from Texas's 6th district
In office
August 24, 1946 – December 31, 1978
Preceded by Luther A. Johnson
Succeeded by Phil Gramm
Personal details
Born (1910-04-06)April 6, 1910
Woodward, Oklahoma
Died January 23, 1981(1981-01-23) (aged 70)
Bethesda, Maryland
Political party Democratic

Olin Earl "Tiger" Teague (April 6, 1910 – January 23, 1981) was a notable World War II veteran and congressional representative for Texas's 6th congressional district for just under 33 years, from 1946 to 1978. He is buried in Arlington National Cemetery.

Biography[edit]

Early life[edit]

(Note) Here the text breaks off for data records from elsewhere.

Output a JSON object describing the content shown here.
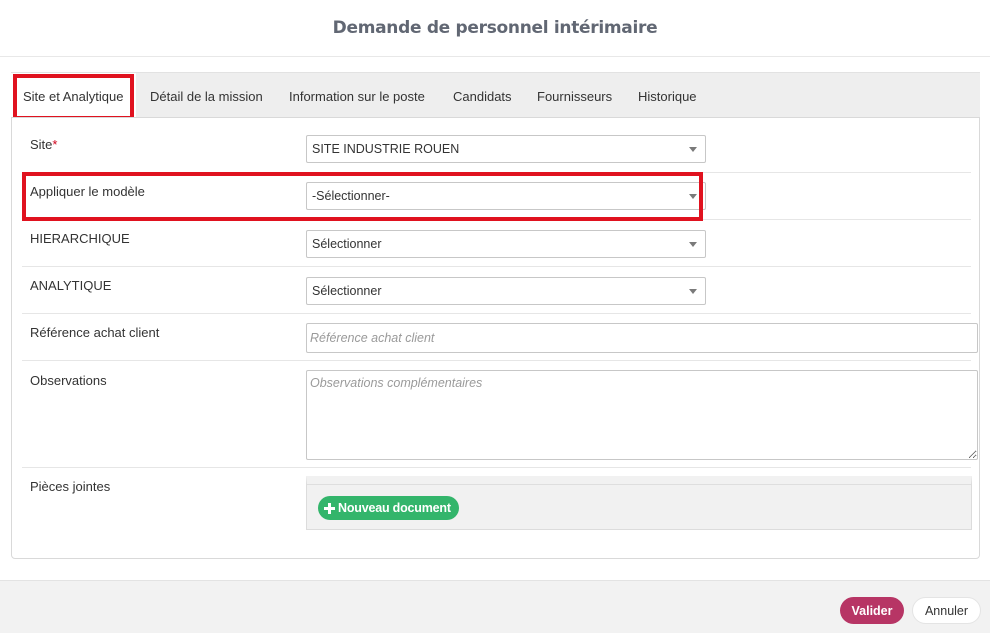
{
  "modal": {
    "title": "Demande de personnel intérimaire"
  },
  "tabs": [
    {
      "label": "Site et Analytique",
      "active": true
    },
    {
      "label": "Détail de la mission",
      "active": false
    },
    {
      "label": "Information sur le poste",
      "active": false
    },
    {
      "label": "Candidats",
      "active": false
    },
    {
      "label": "Fournisseurs",
      "active": false
    },
    {
      "label": "Historique",
      "active": false
    }
  ],
  "form": {
    "site": {
      "label": "Site",
      "required_mark": "*",
      "value": "SITE INDUSTRIE ROUEN"
    },
    "template": {
      "label": "Appliquer le modèle",
      "value": "-Sélectionner-"
    },
    "hierarchy": {
      "label": "HIERARCHIQUE",
      "value": "Sélectionner"
    },
    "analytics": {
      "label": "ANALYTIQUE",
      "value": "Sélectionner"
    },
    "purchase_ref": {
      "label": "Référence achat client",
      "placeholder": "Référence achat client",
      "value": ""
    },
    "observations": {
      "label": "Observations",
      "placeholder": "Observations complémentaires",
      "value": ""
    },
    "attachments": {
      "label": "Pièces jointes",
      "new_document_label": "Nouveau document"
    }
  },
  "footer": {
    "validate_label": "Valider",
    "cancel_label": "Annuler"
  },
  "colors": {
    "highlight": "#e0121f",
    "validate": "#b73565",
    "new_document": "#33b56b"
  },
  "icons": {
    "caret": "caret-down-icon",
    "plus": "plus-icon"
  }
}
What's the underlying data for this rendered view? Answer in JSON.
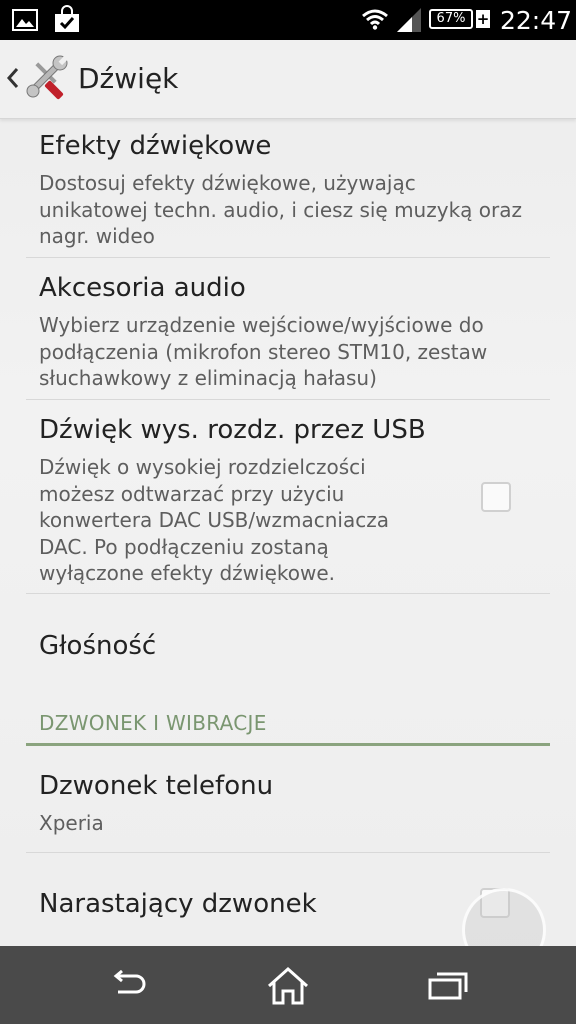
{
  "status_bar": {
    "left_icons": [
      "gallery-icon",
      "shopping-bag-check-icon"
    ],
    "right_icons": [
      "wifi-icon",
      "signal-icon"
    ],
    "battery_percent": "67%",
    "charging": "+",
    "time": "22:47"
  },
  "action_bar": {
    "title": "Dźwięk",
    "icon": "tools-icon"
  },
  "settings": {
    "sound_effects": {
      "title": "Efekty dźwiękowe",
      "summary_lines": [
        "Dostosuj efekty dźwiękowe, używając",
        "unikatowej techn. audio, i ciesz się muzyką oraz",
        "nagr. wideo"
      ]
    },
    "audio_accessories": {
      "title": "Akcesoria audio",
      "summary_lines": [
        "Wybierz urządzenie wejściowe/wyjściowe do",
        "podłączenia (mikrofon stereo STM10, zestaw",
        "słuchawkowy z eliminacją hałasu)"
      ]
    },
    "hires_usb": {
      "title": "Dźwięk wys. rozdz. przez USB",
      "summary_lines": [
        "Dźwięk o wysokiej rozdzielczości",
        "możesz odtwarzać przy użyciu",
        "konwertera DAC USB/wzmacniacza",
        "DAC. Po podłączeniu zostaną",
        "wyłączone efekty dźwiękowe."
      ],
      "checked": false
    },
    "volume": {
      "title": "Głośność"
    },
    "category_ringtone": {
      "title": "DZWONEK I WIBRACJE"
    },
    "phone_ringtone": {
      "title": "Dzwonek telefonu",
      "summary": "Xperia"
    },
    "ascending_ringtone": {
      "title": "Narastający dzwonek",
      "checked": false
    }
  },
  "nav_bar": {
    "buttons": [
      "back-icon",
      "home-icon",
      "recent-apps-icon"
    ]
  },
  "colors": {
    "category_accent": "#7a9670",
    "status_bar": "#000000",
    "nav_bar": "#4a4a4a"
  }
}
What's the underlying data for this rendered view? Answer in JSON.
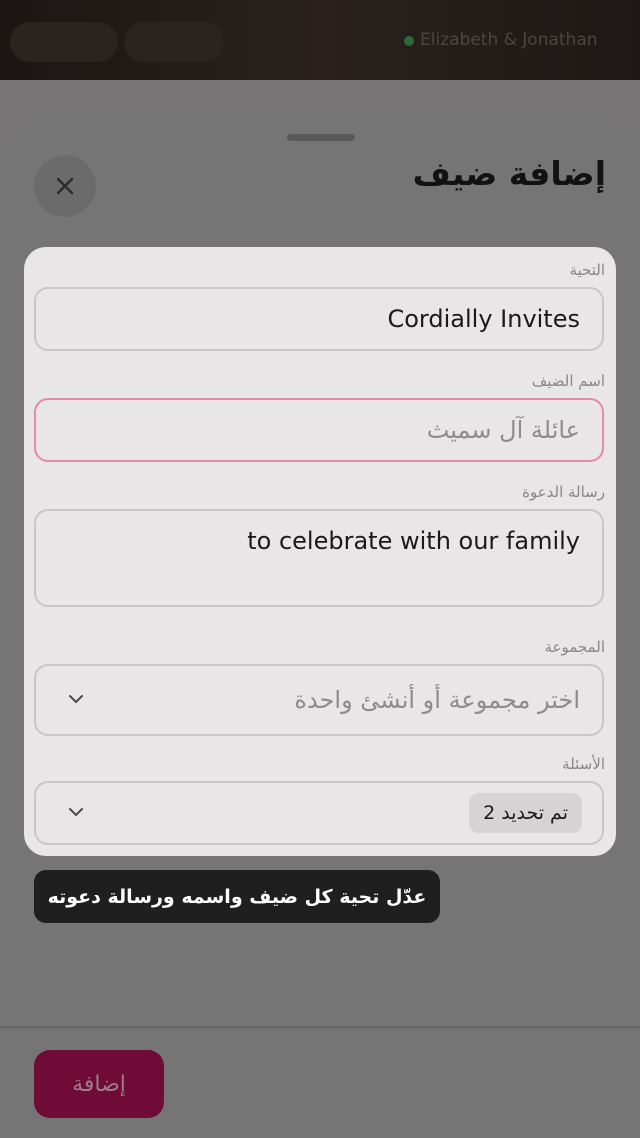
{
  "background": {
    "host_name": "Elizabeth & Jonathan"
  },
  "sheet": {
    "title": "إضافة ضيف",
    "close_icon": "close-icon",
    "add_button_label": "إضافة"
  },
  "form": {
    "greeting": {
      "label": "التحية",
      "value": "Cordially Invites"
    },
    "guest_name": {
      "label": "اسم الضيف",
      "placeholder": "عائلة آل سميث"
    },
    "invitation_message": {
      "label": "رسالة الدعوة",
      "value": "to celebrate with our family"
    },
    "group": {
      "label": "المجموعة",
      "placeholder": "اختر مجموعة أو أنشئ واحدة"
    },
    "questions": {
      "label": "الأسئلة",
      "selected_badge": "تم تحديد 2"
    }
  },
  "tooltip": {
    "text": "عدّل تحية كل ضيف واسمه ورسالة دعوته"
  },
  "colors": {
    "accent": "#6f0b36",
    "error_border": "#e58aa9",
    "card_bg": "#e8e6e7",
    "overlay": "#767575"
  }
}
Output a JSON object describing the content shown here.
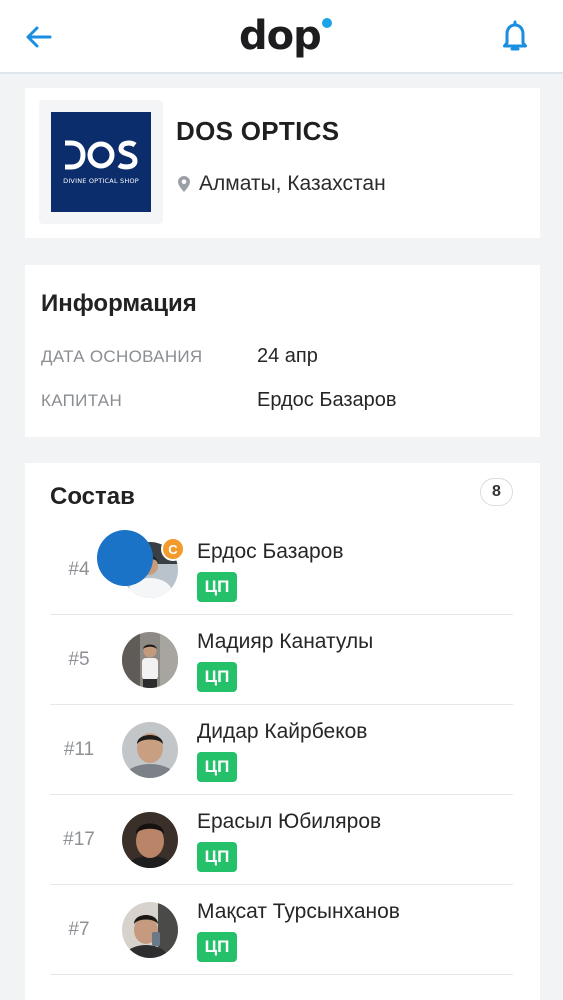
{
  "header": {
    "logo_text": "dop",
    "logo_dot_color": "#1aa3e8",
    "back_icon": "arrow-left-icon",
    "bell_icon": "bell-icon",
    "accent_color": "#1a8ee0"
  },
  "team": {
    "logo_text": "DOS",
    "logo_tagline": "DIVINE OPTICAL SHOP",
    "name": "DOS OPTICS",
    "location": "Алматы, Казахстан"
  },
  "info": {
    "title": "Информация",
    "founded_label": "ДАТА ОСНОВАНИЯ",
    "founded_value": "24 апр",
    "captain_label": "КАПИТАН",
    "captain_value": "Ердос Базаров"
  },
  "roster": {
    "title": "Состав",
    "count": "8",
    "captain_badge": "С",
    "role_color": "#25c06a",
    "members": [
      {
        "number": "#4",
        "name": "Ердос Базаров",
        "role": "ЦП"
      },
      {
        "number": "#5",
        "name": "Мадияр Канатулы",
        "role": "ЦП"
      },
      {
        "number": "#11",
        "name": "Дидар Кайрбеков",
        "role": "ЦП"
      },
      {
        "number": "#17",
        "name": "Ерасыл Юбиляров",
        "role": "ЦП"
      },
      {
        "number": "#7",
        "name": "Мақсат Турсынханов",
        "role": "ЦП"
      }
    ]
  }
}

Born in Oklahoma and raised in Mena, Arkansas, Teague graduated from the Agricultural and Mechanical College of Texas (now Texas A&M University) in 1932. He joined the Army in 1940 as a lieutenant and was discharged in 1946 as a colonel. He participated in the D-Day invasion of Normandy, and was a decorated combat veteran of World War II, receiving the Silver Star with two clusters, the Bronze Star, and two Purple Hearts.[1] The nickname "Tiger" came from his play on the football field while in high school.

Congressional career[edit]

Representative Olin Teague and other members of the House Committee on Science and Astronautics visit the Marshall Space Flight Center on March 9, 1962 to gather first-hand information of the nation's space exploration program.

While in Congress, he was the veteran's champion, authoring more veterans' legislation than any congressman before him.[2]

He was instrumental in improving benefits for servicemen's survivors. In 1956, he helped overhaul the survivor's benefits, with the creation of the Dependency and Indemnity Compensation (DIC). He was also chairman of the House Democratic Caucus, chairman of the House Committee on Veterans Affairs (1955–1972), and chairman of the House Committee on Science and Astronautics (1973–1978). Before 1973, he also chaired the Manned Space Flight Subcommittee and in that capacity oversaw NASA's efforts to place a man on the moon.[3] In 1976, Teague was pivotal in establishing the Office of Science and Technology Policy.

Legacy[edit]

The Olin E. Teague Veterans Center, a VA hospital and health center in Temple, Texas, was named for him. The VA also presents the annual Olin E. Teague Award for contributions to improving the quality of life of disabled veterans. Also named for him were the Olin E. Teague Research Center at Texas A&M, a space research facility, and the original visitor center at the Johnson Space Center (closed in 1992).

References[edit]

  1. ^ Past Chairmen of House Committee on Veteran's Affairs
  2. ^ R. Jim Nicholson (12 October 2005). "Secretary Nicholson Speech: Remarks by The Hon. James Nicholson, Secretary of Veterans Affairs: 25th Annual Olin E. Teague Award". United States Department of Veterans Affairs. Retrieved 2006-08-29. 
  3. ^ "A History of the Committee on Science". United States House Committee on Science. Archived from the original on 2006-08-24. Retrieved 2006-08-29. 

External links[edit]

United States House of Representatives
Preceded by
Luther A. Johnson
Member of the U.S. House of Representatives
from Texas's 6th congressional district

1946–1978
Succeeded by
Phil Gramm